- Try it
Output only the entries, exactly as given, without the pictures.

START Data for processing

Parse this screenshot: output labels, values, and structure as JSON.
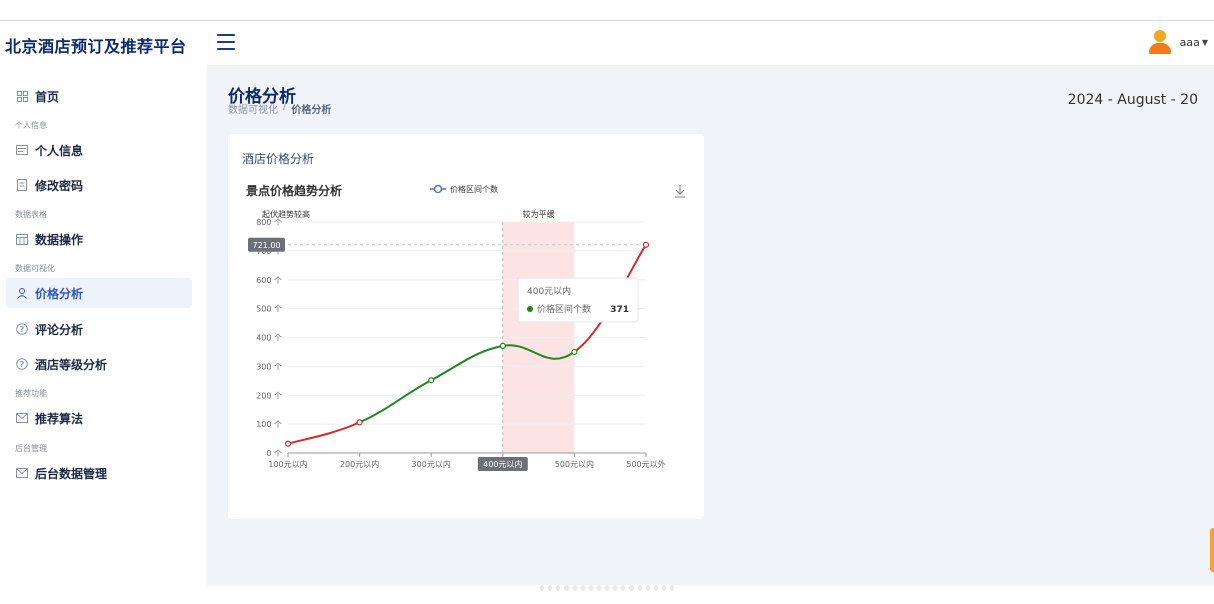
{
  "app": {
    "brand": "北京酒店预订及推荐平台",
    "user_name": "aaa"
  },
  "sidebar": {
    "home": "首页",
    "group_personal": "个人信息",
    "personal_info": "个人信息",
    "change_password": "修改密码",
    "group_data": "数据表格",
    "data_ops": "数据操作",
    "group_vis": "数据可视化",
    "price_analysis": "价格分析",
    "comment_analysis": "评论分析",
    "hotel_level": "酒店等级分析",
    "group_recommend": "推荐功能",
    "recommend_algo": "推荐算法",
    "group_admin": "后台管理",
    "backend_data": "后台数据管理"
  },
  "page": {
    "title": "价格分析",
    "breadcrumb": [
      "数据可视化",
      "/",
      "价格分析"
    ],
    "date": "2024 - August - 20",
    "card_title": "酒店价格分析"
  },
  "chart_data": {
    "type": "line",
    "title": "景点价格趋势分析",
    "legend": "价格区间个数",
    "categories": [
      "100元以内",
      "200元以内",
      "300元以内",
      "400元以内",
      "500元以内",
      "500元以外"
    ],
    "series": [
      {
        "name": "价格区间个数",
        "values": [
          32,
          106,
          252,
          371,
          350,
          721
        ]
      }
    ],
    "ylim": [
      0,
      800
    ],
    "yticks": [
      "0 个",
      "100 个",
      "200 个",
      "300 个",
      "400 个",
      "500 个",
      "600 个",
      "700 个",
      "800 个"
    ],
    "mark_area_labels": [
      "起伏趋势较高",
      "较为平缓"
    ],
    "max_line_label": "721.00",
    "highlight_x_label": "400元以内",
    "tooltip": {
      "title": "400元以内",
      "series": "价格区间个数",
      "value": "371"
    },
    "colors": {
      "up": "#d62a2a",
      "flat": "#1e8a1e",
      "band": "#fde4e4"
    }
  }
}
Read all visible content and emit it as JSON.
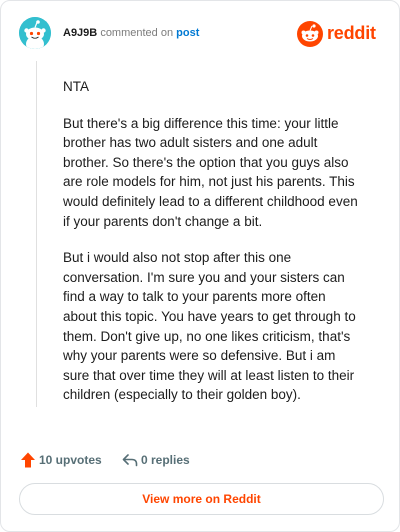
{
  "comment": {
    "username": "A9J9B",
    "commented_text": "commented on",
    "post_link": "post",
    "paragraphs": [
      "NTA",
      "But there's a big difference this time: your little brother has two adult sisters and one adult brother. So there's the option that you guys also are role models for him, not just his parents. This would definitely lead to a different childhood even if your parents don't change a bit.",
      "But i would also not stop after this one conversation. I'm sure you and your sisters can find a way to talk to your parents more often about this topic. You have years to get through to them. Don't give up, no one likes criticism, that's why your parents were so defensive. But i am sure that over time they will at least listen to their children (especially to their golden boy)."
    ]
  },
  "brand": {
    "name": "reddit",
    "color": "#ff4500",
    "icon": "reddit-snoo-icon"
  },
  "actions": {
    "upvotes": "10 upvotes",
    "upvote_icon": "upvote-arrow-icon",
    "upvote_color": "#ff4500",
    "replies": "0 replies",
    "reply_icon": "reply-arrow-icon"
  },
  "footer": {
    "view_more": "View more on Reddit"
  },
  "avatar": {
    "icon": "snoo-avatar-icon",
    "color": "#33bfcf"
  }
}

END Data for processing

- Response
Parse this screenshot: output labels, values, and structure as JSON.
{
  "app": {
    "brand": "北京酒店预订及推荐平台",
    "user_name": "aaa"
  },
  "sidebar": {
    "home": "首页",
    "group_personal": "个人信息",
    "personal_info": "个人信息",
    "change_password": "修改密码",
    "group_data": "数据表格",
    "data_ops": "数据操作",
    "group_vis": "数据可视化",
    "price_analysis": "价格分析",
    "comment_analysis": "评论分析",
    "hotel_level": "酒店等级分析",
    "group_recommend": "推荐功能",
    "recommend_algo": "推荐算法",
    "group_admin": "后台管理",
    "backend_data": "后台数据管理"
  },
  "page": {
    "title": "价格分析",
    "breadcrumb": [
      "数据可视化",
      "/",
      "价格分析"
    ],
    "date": "2024 - August - 20",
    "card_title": "酒店价格分析"
  },
  "chart_data": {
    "type": "line",
    "title": "景点价格趋势分析",
    "legend": "价格区间个数",
    "categories": [
      "100元以内",
      "200元以内",
      "300元以内",
      "400元以内",
      "500元以内",
      "500元以外"
    ],
    "series": [
      {
        "name": "价格区间个数",
        "values": [
          32,
          106,
          252,
          371,
          350,
          721
        ]
      }
    ],
    "ylim": [
      0,
      800
    ],
    "yticks": [
      "0 个",
      "100 个",
      "200 个",
      "300 个",
      "400 个",
      "500 个",
      "600 个",
      "700 个",
      "800 个"
    ],
    "mark_area_labels": [
      "起伏趋势较高",
      "较为平缓"
    ],
    "max_line_label": "721.00",
    "highlight_x_label": "400元以内",
    "tooltip": {
      "title": "400元以内",
      "series": "价格区间个数",
      "value": "371"
    },
    "colors": {
      "up": "#d62a2a",
      "flat": "#1e8a1e",
      "band": "#fde4e4"
    }
  }
}
Read all visible content and emit it as JSON.
{
  "comment": {
    "username": "A9J9B",
    "commented_text": "commented on",
    "post_link": "post",
    "paragraphs": [
      "NTA",
      "But there's a big difference this time: your little brother has two adult sisters and one adult brother. So there's the option that you guys also are role models for him, not just his parents. This would definitely lead to a different childhood even if your parents don't change a bit.",
      "But i would also not stop after this one conversation. I'm sure you and your sisters can find a way to talk to your parents more often about this topic. You have years to get through to them. Don't give up, no one likes criticism, that's why your parents were so defensive. But i am sure that over time they will at least listen to their children (especially to their golden boy)."
    ]
  },
  "brand": {
    "name": "reddit",
    "color": "#ff4500",
    "icon": "reddit-snoo-icon"
  },
  "actions": {
    "upvotes": "10 upvotes",
    "upvote_icon": "upvote-arrow-icon",
    "upvote_color": "#ff4500",
    "replies": "0 replies",
    "reply_icon": "reply-arrow-icon"
  },
  "footer": {
    "view_more": "View more on Reddit"
  },
  "avatar": {
    "icon": "snoo-avatar-icon",
    "color": "#33bfcf"
  }
}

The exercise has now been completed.